◆ WHAT THE TASK REQUIRES ◆
The full set of entries should be repeated without a single change.

◆ Web page and app entries ◆
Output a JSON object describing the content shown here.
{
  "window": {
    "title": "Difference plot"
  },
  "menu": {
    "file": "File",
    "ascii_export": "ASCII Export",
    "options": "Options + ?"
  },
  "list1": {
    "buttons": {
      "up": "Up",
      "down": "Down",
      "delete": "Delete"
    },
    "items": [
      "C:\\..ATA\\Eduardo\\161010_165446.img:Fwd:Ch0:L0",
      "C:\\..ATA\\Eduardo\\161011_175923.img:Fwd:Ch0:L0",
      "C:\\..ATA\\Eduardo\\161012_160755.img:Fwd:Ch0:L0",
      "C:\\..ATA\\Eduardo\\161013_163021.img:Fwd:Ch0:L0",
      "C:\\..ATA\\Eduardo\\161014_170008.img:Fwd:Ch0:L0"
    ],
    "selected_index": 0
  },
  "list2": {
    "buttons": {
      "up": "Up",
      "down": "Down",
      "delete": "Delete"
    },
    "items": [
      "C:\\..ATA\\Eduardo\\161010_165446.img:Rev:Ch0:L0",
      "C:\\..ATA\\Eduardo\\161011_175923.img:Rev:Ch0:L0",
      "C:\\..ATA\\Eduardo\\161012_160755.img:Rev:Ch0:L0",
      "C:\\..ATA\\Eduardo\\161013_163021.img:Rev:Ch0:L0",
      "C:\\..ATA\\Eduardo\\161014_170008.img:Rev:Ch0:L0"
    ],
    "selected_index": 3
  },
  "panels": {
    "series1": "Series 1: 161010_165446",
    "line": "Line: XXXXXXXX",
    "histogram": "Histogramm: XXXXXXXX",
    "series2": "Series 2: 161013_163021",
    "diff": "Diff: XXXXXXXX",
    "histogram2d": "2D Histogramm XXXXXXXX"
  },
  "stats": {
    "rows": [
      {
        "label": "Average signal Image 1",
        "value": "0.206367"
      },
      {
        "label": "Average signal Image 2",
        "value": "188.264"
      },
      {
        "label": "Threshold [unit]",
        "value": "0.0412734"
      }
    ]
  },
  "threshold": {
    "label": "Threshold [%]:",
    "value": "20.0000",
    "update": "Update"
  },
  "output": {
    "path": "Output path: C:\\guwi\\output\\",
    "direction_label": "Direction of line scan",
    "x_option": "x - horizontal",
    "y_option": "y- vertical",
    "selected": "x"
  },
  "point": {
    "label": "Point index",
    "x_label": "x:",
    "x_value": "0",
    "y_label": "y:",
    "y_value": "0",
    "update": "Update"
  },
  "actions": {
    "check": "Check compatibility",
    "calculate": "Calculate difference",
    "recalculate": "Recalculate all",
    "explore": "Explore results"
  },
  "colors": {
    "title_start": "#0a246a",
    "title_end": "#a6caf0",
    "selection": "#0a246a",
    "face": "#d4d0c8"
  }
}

◆ TASK SOLUTION ◆
Output a JSON object describing the content shown here.
{
  "window": {
    "title": "Difference plot"
  },
  "menu": {
    "file": "File",
    "ascii_export": "ASCII Export",
    "options": "Options + ?"
  },
  "list1": {
    "buttons": {
      "up": "Up",
      "down": "Down",
      "delete": "Delete"
    },
    "items": [
      "C:\\..ATA\\Eduardo\\161010_165446.img:Fwd:Ch0:L0",
      "C:\\..ATA\\Eduardo\\161011_175923.img:Fwd:Ch0:L0",
      "C:\\..ATA\\Eduardo\\161012_160755.img:Fwd:Ch0:L0",
      "C:\\..ATA\\Eduardo\\161013_163021.img:Fwd:Ch0:L0",
      "C:\\..ATA\\Eduardo\\161014_170008.img:Fwd:Ch0:L0"
    ],
    "selected_index": 0
  },
  "list2": {
    "buttons": {
      "up": "Up",
      "down": "Down",
      "delete": "Delete"
    },
    "items": [
      "C:\\..ATA\\Eduardo\\161010_165446.img:Rev:Ch0:L0",
      "C:\\..ATA\\Eduardo\\161011_175923.img:Rev:Ch0:L0",
      "C:\\..ATA\\Eduardo\\161012_160755.img:Rev:Ch0:L0",
      "C:\\..ATA\\Eduardo\\161013_163021.img:Rev:Ch0:L0",
      "C:\\..ATA\\Eduardo\\161014_170008.img:Rev:Ch0:L0"
    ],
    "selected_index": 3
  },
  "panels": {
    "series1": "Series 1: 161010_165446",
    "line": "Line: XXXXXXXX",
    "histogram": "Histogramm: XXXXXXXX",
    "series2": "Series 2: 161013_163021",
    "diff": "Diff: XXXXXXXX",
    "histogram2d": "2D Histogramm XXXXXXXX"
  },
  "stats": {
    "rows": [
      {
        "label": "Average signal Image 1",
        "value": "0.206367"
      },
      {
        "label": "Average signal Image 2",
        "value": "188.264"
      },
      {
        "label": "Threshold [unit]",
        "value": "0.0412734"
      }
    ]
  },
  "threshold": {
    "label": "Threshold [%]:",
    "value": "20.0000",
    "update": "Update"
  },
  "output": {
    "path": "Output path: C:\\guwi\\output\\",
    "direction_label": "Direction of line scan",
    "x_option": "x - horizontal",
    "y_option": "y- vertical",
    "selected": "x"
  },
  "point": {
    "label": "Point index",
    "x_label": "x:",
    "x_value": "0",
    "y_label": "y:",
    "y_value": "0",
    "update": "Update"
  },
  "actions": {
    "check": "Check compatibility",
    "calculate": "Calculate difference",
    "recalculate": "Recalculate all",
    "explore": "Explore results"
  },
  "colors": {
    "title_start": "#0a246a",
    "title_end": "#a6caf0",
    "selection": "#0a246a",
    "face": "#d4d0c8"
  }
}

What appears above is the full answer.